** YOUR GOAL **
Repeat every record below exactly, but leave out any pictures.

** EXERCISE DATA **
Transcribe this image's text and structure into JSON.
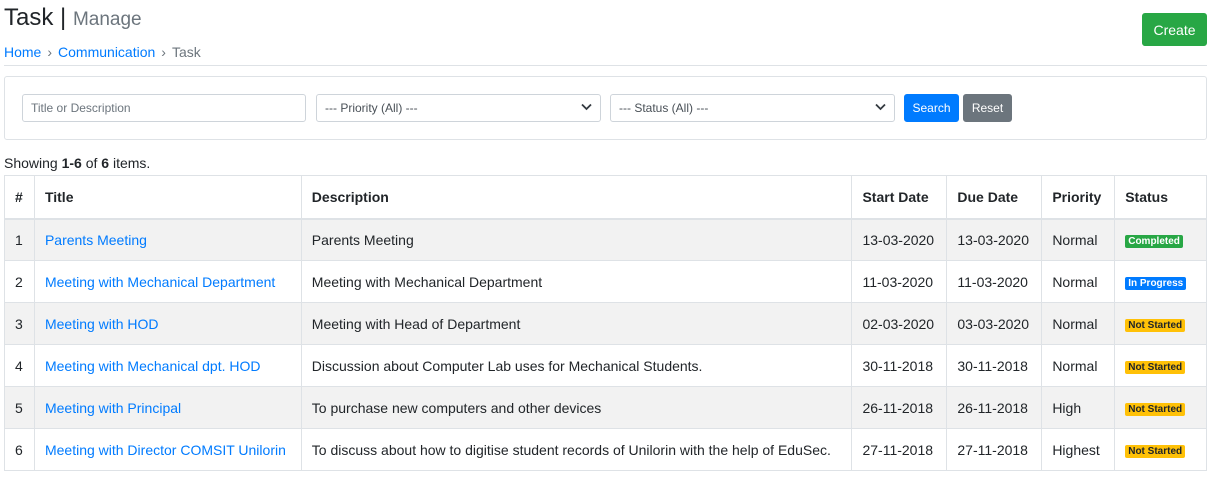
{
  "header": {
    "title": "Task",
    "separator": "|",
    "subtitle": "Manage",
    "breadcrumb": [
      {
        "label": "Home",
        "link": true
      },
      {
        "label": "Communication",
        "link": true
      },
      {
        "label": "Task",
        "link": false
      }
    ],
    "breadcrumb_separator": "›"
  },
  "actions": {
    "create_label": "Create"
  },
  "search": {
    "title_placeholder": "Title or Description",
    "priority_value": "--- Priority (All) ---",
    "status_value": "--- Status (All) ---",
    "search_label": "Search",
    "reset_label": "Reset"
  },
  "summary": {
    "prefix": "Showing ",
    "range": "1-6",
    "of": " of ",
    "total": "6",
    "suffix": " items."
  },
  "table": {
    "columns": [
      "#",
      "Title",
      "Description",
      "Start Date",
      "Due Date",
      "Priority",
      "Status"
    ],
    "rows": [
      {
        "n": "1",
        "title": "Parents Meeting",
        "description": "Parents Meeting",
        "start": "13-03-2020",
        "due": "13-03-2020",
        "priority": "Normal",
        "status": "Completed",
        "status_color": "#28a745"
      },
      {
        "n": "2",
        "title": "Meeting with Mechanical Department",
        "description": "Meeting with Mechanical Department",
        "start": "11-03-2020",
        "due": "11-03-2020",
        "priority": "Normal",
        "status": "In Progress",
        "status_color": "#007bff"
      },
      {
        "n": "3",
        "title": "Meeting with HOD",
        "description": "Meeting with Head of Department",
        "start": "02-03-2020",
        "due": "03-03-2020",
        "priority": "Normal",
        "status": "Not Started",
        "status_color": "#ffc107"
      },
      {
        "n": "4",
        "title": "Meeting with Mechanical dpt. HOD",
        "description": "Discussion about Computer Lab uses for Mechanical Students.",
        "start": "30-11-2018",
        "due": "30-11-2018",
        "priority": "Normal",
        "status": "Not Started",
        "status_color": "#ffc107"
      },
      {
        "n": "5",
        "title": "Meeting with Principal",
        "description": "To purchase new computers and other devices",
        "start": "26-11-2018",
        "due": "26-11-2018",
        "priority": "High",
        "status": "Not Started",
        "status_color": "#ffc107"
      },
      {
        "n": "6",
        "title": "Meeting with Director COMSIT Unilorin",
        "description": "To discuss about how to digitise student records of Unilorin with the help of EduSec.",
        "start": "27-11-2018",
        "due": "27-11-2018",
        "priority": "Highest",
        "status": "Not Started",
        "status_color": "#ffc107"
      }
    ]
  }
}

** RESPONSE BELOW **
Transcribe this image's text and structure into JSON.
{
  "header": {
    "title": "Task",
    "separator": "|",
    "subtitle": "Manage",
    "breadcrumb": [
      {
        "label": "Home",
        "link": true
      },
      {
        "label": "Communication",
        "link": true
      },
      {
        "label": "Task",
        "link": false
      }
    ],
    "breadcrumb_separator": "›"
  },
  "actions": {
    "create_label": "Create"
  },
  "search": {
    "title_placeholder": "Title or Description",
    "priority_value": "--- Priority (All) ---",
    "status_value": "--- Status (All) ---",
    "search_label": "Search",
    "reset_label": "Reset"
  },
  "summary": {
    "prefix": "Showing ",
    "range": "1-6",
    "of": " of ",
    "total": "6",
    "suffix": " items."
  },
  "table": {
    "columns": [
      "#",
      "Title",
      "Description",
      "Start Date",
      "Due Date",
      "Priority",
      "Status"
    ],
    "rows": [
      {
        "n": "1",
        "title": "Parents Meeting",
        "description": "Parents Meeting",
        "start": "13-03-2020",
        "due": "13-03-2020",
        "priority": "Normal",
        "status": "Completed",
        "status_color": "#28a745"
      },
      {
        "n": "2",
        "title": "Meeting with Mechanical Department",
        "description": "Meeting with Mechanical Department",
        "start": "11-03-2020",
        "due": "11-03-2020",
        "priority": "Normal",
        "status": "In Progress",
        "status_color": "#007bff"
      },
      {
        "n": "3",
        "title": "Meeting with HOD",
        "description": "Meeting with Head of Department",
        "start": "02-03-2020",
        "due": "03-03-2020",
        "priority": "Normal",
        "status": "Not Started",
        "status_color": "#ffc107"
      },
      {
        "n": "4",
        "title": "Meeting with Mechanical dpt. HOD",
        "description": "Discussion about Computer Lab uses for Mechanical Students.",
        "start": "30-11-2018",
        "due": "30-11-2018",
        "priority": "Normal",
        "status": "Not Started",
        "status_color": "#ffc107"
      },
      {
        "n": "5",
        "title": "Meeting with Principal",
        "description": "To purchase new computers and other devices",
        "start": "26-11-2018",
        "due": "26-11-2018",
        "priority": "High",
        "status": "Not Started",
        "status_color": "#ffc107"
      },
      {
        "n": "6",
        "title": "Meeting with Director COMSIT Unilorin",
        "description": "To discuss about how to digitise student records of Unilorin with the help of EduSec.",
        "start": "27-11-2018",
        "due": "27-11-2018",
        "priority": "Highest",
        "status": "Not Started",
        "status_color": "#ffc107"
      }
    ]
  }
}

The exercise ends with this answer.